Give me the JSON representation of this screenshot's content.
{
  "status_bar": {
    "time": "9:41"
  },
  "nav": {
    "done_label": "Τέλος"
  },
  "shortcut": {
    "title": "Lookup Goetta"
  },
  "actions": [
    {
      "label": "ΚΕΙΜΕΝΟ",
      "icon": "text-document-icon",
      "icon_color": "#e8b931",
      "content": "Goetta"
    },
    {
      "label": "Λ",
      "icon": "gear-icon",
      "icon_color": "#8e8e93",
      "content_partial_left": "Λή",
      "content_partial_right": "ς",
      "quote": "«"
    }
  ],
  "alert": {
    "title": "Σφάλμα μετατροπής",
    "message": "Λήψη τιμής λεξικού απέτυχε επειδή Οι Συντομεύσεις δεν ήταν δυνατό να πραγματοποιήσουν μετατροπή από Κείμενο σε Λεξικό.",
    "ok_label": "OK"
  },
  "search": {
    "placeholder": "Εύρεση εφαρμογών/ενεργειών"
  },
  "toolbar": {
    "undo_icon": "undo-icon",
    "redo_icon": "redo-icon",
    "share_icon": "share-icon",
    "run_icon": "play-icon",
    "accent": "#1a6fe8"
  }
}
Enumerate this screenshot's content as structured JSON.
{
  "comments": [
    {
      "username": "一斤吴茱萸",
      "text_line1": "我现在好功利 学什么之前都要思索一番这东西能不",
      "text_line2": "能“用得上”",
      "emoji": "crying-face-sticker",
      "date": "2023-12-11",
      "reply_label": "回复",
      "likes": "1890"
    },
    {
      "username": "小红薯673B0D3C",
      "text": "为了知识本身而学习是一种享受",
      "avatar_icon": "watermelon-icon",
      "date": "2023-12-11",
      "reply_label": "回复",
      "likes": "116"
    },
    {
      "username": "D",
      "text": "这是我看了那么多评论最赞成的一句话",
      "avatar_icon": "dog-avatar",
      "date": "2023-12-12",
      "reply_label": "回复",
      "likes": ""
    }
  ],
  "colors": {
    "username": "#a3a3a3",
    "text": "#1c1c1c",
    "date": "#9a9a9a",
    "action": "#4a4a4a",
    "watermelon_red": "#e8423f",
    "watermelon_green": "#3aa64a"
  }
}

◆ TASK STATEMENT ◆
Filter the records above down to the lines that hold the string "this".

◆ EXERCISE RESULT ◆
Give me the JSON representation of this screenshot's content.
Enumerate this screenshot's content as structured JSON.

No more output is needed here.